You probably had a mentor at some point in your career. If you run a small business, you may have one now. Someone you turn to for advice. Or a trusted sounding board. And while the benefits of having a mentor involve soaking up knowledge from someone more experienced, the benefits of being a mentor include acquiring and sharing knowledge.
Helping someone get started in your business—whether it’s an employee or a colleague outside your company, is an excellent way to build lasting relationships. It gives you insights into the lives and challenges of people you might not otherwise interact with. It’s a perfect forum for shaping the future of your company and possibly a small segment of your industry. At a minimum, it’s a kindness you can pass along.

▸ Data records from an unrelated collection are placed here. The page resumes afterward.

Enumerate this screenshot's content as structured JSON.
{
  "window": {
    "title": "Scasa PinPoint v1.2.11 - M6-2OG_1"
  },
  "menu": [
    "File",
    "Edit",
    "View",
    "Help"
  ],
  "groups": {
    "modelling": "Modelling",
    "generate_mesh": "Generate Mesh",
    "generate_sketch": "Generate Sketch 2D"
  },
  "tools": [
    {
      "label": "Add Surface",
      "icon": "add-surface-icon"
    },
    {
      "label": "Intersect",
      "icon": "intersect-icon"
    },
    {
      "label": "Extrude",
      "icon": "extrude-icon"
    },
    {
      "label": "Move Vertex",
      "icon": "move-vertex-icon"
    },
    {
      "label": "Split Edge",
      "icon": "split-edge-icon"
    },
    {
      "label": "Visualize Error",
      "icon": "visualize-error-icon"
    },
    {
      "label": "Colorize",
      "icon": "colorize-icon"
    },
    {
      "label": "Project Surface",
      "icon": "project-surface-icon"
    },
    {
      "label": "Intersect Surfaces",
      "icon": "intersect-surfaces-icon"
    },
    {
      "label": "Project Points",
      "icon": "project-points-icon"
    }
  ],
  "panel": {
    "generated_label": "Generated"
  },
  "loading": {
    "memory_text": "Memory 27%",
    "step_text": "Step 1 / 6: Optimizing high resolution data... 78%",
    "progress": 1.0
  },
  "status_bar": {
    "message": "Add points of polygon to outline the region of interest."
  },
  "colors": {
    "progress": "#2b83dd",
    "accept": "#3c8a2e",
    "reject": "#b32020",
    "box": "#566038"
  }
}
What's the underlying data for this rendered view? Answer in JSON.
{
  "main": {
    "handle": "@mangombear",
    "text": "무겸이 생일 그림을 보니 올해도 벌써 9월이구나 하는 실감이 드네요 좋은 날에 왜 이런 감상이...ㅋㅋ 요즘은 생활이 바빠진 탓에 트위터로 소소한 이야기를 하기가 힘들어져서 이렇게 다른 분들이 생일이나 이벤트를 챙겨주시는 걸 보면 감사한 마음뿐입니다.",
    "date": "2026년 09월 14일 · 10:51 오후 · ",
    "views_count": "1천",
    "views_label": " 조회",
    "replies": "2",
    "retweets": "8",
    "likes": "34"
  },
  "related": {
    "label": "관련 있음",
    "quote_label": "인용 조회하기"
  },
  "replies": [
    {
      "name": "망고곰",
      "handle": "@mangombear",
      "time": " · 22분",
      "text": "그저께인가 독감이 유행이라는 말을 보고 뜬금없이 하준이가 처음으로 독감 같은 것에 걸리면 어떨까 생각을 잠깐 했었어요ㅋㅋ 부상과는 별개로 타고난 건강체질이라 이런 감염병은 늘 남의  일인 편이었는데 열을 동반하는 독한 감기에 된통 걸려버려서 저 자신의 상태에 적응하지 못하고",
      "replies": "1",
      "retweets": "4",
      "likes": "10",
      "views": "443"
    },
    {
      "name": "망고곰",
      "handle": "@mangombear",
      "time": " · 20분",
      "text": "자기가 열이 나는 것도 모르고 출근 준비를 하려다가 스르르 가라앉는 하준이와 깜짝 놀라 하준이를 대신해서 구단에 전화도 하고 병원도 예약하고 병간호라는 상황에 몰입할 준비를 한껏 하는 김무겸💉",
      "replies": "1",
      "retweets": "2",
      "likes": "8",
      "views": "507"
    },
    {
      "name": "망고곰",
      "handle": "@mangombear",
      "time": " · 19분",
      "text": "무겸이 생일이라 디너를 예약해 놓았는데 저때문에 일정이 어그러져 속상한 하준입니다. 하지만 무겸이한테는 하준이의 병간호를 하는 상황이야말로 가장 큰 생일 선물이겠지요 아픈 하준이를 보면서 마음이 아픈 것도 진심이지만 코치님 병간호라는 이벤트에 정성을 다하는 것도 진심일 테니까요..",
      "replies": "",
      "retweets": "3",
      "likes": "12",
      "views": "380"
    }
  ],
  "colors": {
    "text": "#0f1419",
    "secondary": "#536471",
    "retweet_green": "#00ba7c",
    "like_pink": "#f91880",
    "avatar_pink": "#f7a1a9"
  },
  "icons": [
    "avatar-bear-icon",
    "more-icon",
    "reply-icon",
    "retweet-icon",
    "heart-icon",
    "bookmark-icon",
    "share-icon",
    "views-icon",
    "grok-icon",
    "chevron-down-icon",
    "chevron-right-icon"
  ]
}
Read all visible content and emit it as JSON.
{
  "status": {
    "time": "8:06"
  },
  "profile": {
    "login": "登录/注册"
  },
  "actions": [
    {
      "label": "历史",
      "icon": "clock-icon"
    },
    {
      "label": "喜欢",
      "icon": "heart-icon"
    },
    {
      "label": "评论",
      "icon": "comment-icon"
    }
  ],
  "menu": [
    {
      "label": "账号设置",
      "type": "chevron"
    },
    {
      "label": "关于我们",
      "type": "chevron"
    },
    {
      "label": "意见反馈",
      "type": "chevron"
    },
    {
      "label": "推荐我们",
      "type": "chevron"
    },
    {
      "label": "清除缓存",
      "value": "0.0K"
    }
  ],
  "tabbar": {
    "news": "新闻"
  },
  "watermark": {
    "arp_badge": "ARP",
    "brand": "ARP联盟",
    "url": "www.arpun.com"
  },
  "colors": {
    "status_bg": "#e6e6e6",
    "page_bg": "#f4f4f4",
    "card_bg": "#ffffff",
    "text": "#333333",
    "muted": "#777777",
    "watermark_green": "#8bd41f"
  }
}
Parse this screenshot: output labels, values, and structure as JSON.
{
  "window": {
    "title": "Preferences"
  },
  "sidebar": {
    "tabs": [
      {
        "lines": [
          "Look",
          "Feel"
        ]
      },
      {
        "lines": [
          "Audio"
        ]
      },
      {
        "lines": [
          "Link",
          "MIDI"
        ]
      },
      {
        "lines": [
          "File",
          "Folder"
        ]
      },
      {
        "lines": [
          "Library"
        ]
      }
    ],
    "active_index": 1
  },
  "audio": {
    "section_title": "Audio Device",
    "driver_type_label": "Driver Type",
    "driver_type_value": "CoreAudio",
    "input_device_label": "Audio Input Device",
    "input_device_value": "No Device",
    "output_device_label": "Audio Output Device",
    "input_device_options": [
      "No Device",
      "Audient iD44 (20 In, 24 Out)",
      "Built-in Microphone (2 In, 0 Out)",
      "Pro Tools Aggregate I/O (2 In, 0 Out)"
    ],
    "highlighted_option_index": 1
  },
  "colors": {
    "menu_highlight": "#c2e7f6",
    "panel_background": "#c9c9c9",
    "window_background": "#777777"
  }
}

In large companies, HR often rolls out highly structured mentorship programs that leave participants feeling burdened and uninspired. In a small business environment, however, you can be more nimble. You have the flexibility to structure the concept to fit your needs more closely. And you’ll get more out of it.
To optimize your relationship with a current or future mentee consider these tips:
- Agree on broad goals. You might both jot down a few goals after your first meeting, then hear each other out during your second. This encourages engagement and lets you work on a project together at the outset: a framework for your mentorship.
- Don’t confuse a mentee with an intern. Though a mentee is typically at a more junior level than your own (or has less longevity with the company), you have a lot in common. You both chose to work in the same industry, usually for the same company, and share some degree of base knowledge. In contrast, an intern is usually a student, not yet full-time employed, seeking to gain practical experience within an educational framework.
- Be attuned to your mentee’s career goals. Your career may have routed you through sales and marketing; your mentee might be coming up through the ranks of the technical or manufacturing department. While it’s always beneficial to learn from the experiences of people in dissimilar job functions, you’ll also want to focus on what areas you have in common. How do your respective job functions interrelate?
- Be mindful that your mentee has a boss. So avoid giving the kind of advice that might conflict with the way the mentee’s boss is running the department.
- Never offer unconditional confidentiality unless you’re prepared to honor it. You’re not the mentee’s priest, bartender or doctor. If you sense the conversation veering toward a problematic topic, rein it in beforehand. “I may not be the best person for you to explore this topic with.”
- Model the kinds of questions you want to hear. To encourage your mentee to inquire more about a particular area of your expertise, ask your mentee specific questions about theirs.
- Pre-schedule meetings at regular intervals. Get it on both your calendars, so there’s less chance your next meeting will keep getting pushed back. If possible, you may want to vary the locations of your meetings to add variety and interest and take any power imbalance out of the equation.
- Explore perceptions. How did each of you perceive the other before your mentorship started? Ask and answer candidly. Because it’s a delicate subject, this discussion can also reveal the extent of your mentee’s communication skills.
The most successful mentorships continue over years. Often they continue even after one or both participants leave the company. For more on managing in a small business environment, and the financing options that help you grow your business, contact our professionals at (877) 204-9203.